Using spaced repetition flashcards to learn pretty much anything

Flashcards are an incredibly useful learning tool. In fact, they can be used to learn pretty much anything. That’s why it’s a pity that so few people use flashcards to their full potential.

Flashcards can be used to learn pretty much anything, because, in short, remembering is essential to learning. Once something is taught to you, you need to be able to remember it to use it.

Remembrance gets stronger with repetition. The more you remember something, the more vivid it is in your memory and the easier it is to remember. For instance, the more often you’re forced to recall a certain password, the more likely it is that you will remember it in the future.

Flashcards directly force you to recall chunks of information. In doing so, they make it easier for you to recall that information in the future.

Flashcards, therefore, have an obvious use when memorizing discrete content, like facts or vocabulary. Mnemonics can aid in memorization, but nothing tests and strengthens memorization quite so well as literally forcing yourself to recall. In fact, if you force yourself to recall the mnemonics as well, it increases their effectiveness.

As a graduate exam tutor (and flashcard app developer), however, I’ve discovered that flashcards can also be an excellent way to help yourself with processes and problems. The basic idea is the same: in order to perform a process or solve a problem, you have to remember how to do it. Flashcards can help you do so.

However, the complication with learning a process is that you don’t want to simply memorize the problem or process. After all, the point of learning a process isn’t simply to be able to repeat it on command. Instead, you want to be able to apply it when appropriate, even when the problem comes in a different form.

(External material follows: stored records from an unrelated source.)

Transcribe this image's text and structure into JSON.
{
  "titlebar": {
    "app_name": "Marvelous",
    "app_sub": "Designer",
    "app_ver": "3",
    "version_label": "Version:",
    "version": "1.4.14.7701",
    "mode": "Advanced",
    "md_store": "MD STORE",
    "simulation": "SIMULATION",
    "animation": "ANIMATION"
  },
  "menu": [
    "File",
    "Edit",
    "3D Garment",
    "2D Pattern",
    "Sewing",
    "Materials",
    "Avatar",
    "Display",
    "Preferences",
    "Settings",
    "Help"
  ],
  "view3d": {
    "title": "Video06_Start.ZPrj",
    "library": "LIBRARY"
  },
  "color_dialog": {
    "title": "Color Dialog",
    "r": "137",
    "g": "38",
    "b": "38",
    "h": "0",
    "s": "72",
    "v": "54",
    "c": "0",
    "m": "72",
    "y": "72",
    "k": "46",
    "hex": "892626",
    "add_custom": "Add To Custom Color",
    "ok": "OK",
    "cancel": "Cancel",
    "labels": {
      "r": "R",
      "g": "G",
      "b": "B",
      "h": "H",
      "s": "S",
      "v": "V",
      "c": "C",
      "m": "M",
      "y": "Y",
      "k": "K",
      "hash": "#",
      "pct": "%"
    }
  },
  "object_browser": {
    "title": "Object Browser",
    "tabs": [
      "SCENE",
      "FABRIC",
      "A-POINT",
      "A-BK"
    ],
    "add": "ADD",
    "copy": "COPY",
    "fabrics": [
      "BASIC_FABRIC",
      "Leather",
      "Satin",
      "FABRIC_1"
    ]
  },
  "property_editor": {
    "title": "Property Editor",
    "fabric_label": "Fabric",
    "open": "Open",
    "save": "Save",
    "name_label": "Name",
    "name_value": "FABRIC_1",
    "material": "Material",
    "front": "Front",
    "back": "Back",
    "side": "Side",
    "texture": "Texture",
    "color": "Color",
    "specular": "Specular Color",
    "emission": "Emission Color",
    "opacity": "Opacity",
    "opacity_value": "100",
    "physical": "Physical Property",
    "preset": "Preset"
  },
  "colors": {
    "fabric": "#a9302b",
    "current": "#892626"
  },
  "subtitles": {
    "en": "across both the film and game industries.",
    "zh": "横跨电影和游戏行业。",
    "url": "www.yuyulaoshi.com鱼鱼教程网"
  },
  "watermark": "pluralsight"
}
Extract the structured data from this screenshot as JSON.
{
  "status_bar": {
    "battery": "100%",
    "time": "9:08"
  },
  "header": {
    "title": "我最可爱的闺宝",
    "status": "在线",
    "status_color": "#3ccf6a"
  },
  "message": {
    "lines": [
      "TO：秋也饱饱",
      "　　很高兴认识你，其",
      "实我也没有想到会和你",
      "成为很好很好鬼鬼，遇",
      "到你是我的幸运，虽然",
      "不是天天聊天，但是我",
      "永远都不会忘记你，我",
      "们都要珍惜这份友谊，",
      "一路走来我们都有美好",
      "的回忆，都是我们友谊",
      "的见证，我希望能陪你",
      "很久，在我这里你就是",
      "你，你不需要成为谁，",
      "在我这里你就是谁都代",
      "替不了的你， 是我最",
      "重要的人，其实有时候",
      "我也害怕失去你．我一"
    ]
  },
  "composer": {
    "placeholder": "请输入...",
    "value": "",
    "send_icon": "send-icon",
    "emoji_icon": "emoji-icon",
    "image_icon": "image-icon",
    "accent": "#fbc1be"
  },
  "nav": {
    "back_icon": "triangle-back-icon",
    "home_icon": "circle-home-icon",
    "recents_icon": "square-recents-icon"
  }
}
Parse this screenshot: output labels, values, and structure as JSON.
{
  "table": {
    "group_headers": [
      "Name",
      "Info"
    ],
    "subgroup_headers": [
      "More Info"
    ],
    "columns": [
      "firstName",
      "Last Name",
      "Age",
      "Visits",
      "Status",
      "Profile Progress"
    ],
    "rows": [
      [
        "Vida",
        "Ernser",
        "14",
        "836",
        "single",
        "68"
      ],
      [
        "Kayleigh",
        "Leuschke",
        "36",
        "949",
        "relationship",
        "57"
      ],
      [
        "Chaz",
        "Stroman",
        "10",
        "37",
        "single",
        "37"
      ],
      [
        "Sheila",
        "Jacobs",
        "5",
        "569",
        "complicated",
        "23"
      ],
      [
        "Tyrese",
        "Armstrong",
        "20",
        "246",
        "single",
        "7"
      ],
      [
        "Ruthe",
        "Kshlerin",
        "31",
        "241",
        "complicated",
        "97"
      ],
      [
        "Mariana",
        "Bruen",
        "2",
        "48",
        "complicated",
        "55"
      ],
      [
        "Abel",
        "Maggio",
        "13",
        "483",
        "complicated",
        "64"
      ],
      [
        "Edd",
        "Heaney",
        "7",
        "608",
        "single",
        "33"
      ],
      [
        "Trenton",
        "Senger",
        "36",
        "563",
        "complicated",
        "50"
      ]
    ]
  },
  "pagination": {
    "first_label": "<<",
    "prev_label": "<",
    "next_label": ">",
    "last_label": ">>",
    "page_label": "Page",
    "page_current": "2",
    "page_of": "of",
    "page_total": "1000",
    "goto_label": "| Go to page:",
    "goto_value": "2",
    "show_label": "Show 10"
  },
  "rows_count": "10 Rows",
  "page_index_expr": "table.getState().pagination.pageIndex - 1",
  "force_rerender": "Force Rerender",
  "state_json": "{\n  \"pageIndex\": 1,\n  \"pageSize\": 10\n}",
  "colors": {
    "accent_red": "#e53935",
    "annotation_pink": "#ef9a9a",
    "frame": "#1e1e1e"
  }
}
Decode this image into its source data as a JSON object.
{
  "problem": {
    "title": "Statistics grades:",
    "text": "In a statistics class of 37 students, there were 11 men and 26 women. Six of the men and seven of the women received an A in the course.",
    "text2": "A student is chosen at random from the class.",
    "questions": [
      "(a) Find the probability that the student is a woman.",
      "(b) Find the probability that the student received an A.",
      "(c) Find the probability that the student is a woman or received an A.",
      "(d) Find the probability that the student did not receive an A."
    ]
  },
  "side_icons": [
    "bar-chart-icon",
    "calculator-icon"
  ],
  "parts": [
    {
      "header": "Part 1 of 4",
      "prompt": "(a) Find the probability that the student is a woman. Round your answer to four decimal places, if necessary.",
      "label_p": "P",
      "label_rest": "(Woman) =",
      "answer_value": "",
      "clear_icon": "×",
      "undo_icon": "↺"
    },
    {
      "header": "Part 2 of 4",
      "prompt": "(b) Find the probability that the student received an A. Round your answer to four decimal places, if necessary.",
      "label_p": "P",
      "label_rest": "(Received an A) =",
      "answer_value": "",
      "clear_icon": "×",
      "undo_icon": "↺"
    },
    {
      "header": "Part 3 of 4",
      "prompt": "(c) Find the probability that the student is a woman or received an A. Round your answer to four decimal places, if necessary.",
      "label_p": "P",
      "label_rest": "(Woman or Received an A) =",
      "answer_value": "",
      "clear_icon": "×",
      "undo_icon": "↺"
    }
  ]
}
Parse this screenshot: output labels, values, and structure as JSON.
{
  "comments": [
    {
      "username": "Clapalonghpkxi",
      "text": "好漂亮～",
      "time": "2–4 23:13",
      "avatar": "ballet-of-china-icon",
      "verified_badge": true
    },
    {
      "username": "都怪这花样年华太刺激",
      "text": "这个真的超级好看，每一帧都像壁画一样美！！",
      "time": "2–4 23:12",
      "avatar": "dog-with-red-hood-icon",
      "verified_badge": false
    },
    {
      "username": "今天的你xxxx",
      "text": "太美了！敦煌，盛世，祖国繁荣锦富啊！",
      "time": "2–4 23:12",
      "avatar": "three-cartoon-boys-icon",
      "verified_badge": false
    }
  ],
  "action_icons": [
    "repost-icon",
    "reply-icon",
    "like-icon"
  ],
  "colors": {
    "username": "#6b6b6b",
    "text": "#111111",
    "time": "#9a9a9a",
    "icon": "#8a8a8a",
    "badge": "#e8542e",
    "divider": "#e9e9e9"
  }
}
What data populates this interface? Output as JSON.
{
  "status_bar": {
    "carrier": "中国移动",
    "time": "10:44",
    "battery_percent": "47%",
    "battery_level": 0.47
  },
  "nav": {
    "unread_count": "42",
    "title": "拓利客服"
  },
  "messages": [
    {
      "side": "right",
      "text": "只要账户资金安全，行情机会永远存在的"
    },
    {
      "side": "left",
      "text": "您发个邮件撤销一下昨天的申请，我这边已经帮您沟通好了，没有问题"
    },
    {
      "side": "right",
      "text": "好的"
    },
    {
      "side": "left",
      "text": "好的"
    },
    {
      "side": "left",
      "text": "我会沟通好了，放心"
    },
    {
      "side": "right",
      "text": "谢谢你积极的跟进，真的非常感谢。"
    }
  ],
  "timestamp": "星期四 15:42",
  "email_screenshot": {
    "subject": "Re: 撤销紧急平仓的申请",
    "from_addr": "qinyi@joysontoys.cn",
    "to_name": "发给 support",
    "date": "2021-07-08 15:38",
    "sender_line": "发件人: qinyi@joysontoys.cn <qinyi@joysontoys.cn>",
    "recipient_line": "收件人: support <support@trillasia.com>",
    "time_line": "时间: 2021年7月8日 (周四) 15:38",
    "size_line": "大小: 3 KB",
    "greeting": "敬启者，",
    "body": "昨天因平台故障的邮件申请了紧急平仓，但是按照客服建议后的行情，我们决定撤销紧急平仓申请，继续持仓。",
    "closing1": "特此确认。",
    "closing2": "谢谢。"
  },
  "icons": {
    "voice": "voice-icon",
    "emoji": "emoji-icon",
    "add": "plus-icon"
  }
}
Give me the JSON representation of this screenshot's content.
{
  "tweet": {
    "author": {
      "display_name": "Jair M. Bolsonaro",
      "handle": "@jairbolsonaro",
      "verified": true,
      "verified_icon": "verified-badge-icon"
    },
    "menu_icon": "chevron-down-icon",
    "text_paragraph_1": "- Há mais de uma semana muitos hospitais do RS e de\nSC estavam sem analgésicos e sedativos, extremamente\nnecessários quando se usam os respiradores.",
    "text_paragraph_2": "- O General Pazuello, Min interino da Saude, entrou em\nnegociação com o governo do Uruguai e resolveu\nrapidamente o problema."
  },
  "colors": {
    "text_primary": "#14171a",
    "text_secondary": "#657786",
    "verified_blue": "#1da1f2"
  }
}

In other words, you don’t want to use the flashcard to just recall the problem. You want to use the flashcard to recall the thought process inherent to the problem, so you can use it to help solve future problems. 

The best way to do so is to create a 3 sided flashcard. There’s the problem, the answer, then the explanation. The answer to the problem isn’t enough. The answer only confirms if your attempt to solve the problem is correct, before you check the explanation for the process itself.

This is essentially how I tutor my tutoring clients. I put every question they have trouble with into my flashcard app, 21st Night. We work through the problem together, and then, once we’re finished, I have them write their own explanation in the app. For homework, they review the cards.

Now, when my tutoring clients write an explanation for a problem, they often make the mistake of just literally writing the step-by-step to solve the problem. However, in order to really use the flashcard to aid your pattern recognition, the explanation needs to anticipate future problems. To do so, it’s really important that the explanation incorporates not only how to solve the problem, but how you know that this is the way to solve the problem.

So, for instance, if it’s an algebra problem, the explanation that you test yourself on shouldn’t just be the step-by-step process to solve the problem. It should discuss how you know how to set up the problem, and how you will recognize similar problems with similar setups in the future.

Then, when reviewing, it’s important to test your recall of not only of the problem and the answer, and not even of only just the process, but also of your recognition of the type of problem. No matter the subject, there are only a limited number of types of problems. Similarly, there are only a limited number of approaches to solve the problems. As long as you can recall the approaches and recall how to recognize when to use them, you will be able to solve the problems in the subject.

In my own tutoring practice, this approach of putting everything into flashcards and practicing recall has proven very effective. While before my students would consistently forget the complex details of what I taught, now my students remember what I teach and how to solve the problems that used to vex them.

In summary, flashcards can be used to learn basically any subject that can go in a textbook. If the subject is content-heavy, the flashcards will help you memorize the content. If it’s process or problem-heavy, the flashcards will help with your pattern recognition, as long as you structure the explanation correctly

If you’re looking for flashcards, I’d of course recommend my own, which come with detailed studying analytics, three sides, and built-in sharing with friends and tutors. If you’re looking for free flashcards, though, I’d recommend Anki, although you’ll have to get comfortable with creating hint fields in order to get the 3 sided functionality.

Leave a comment

Your email address will not be published. Required fields are marked *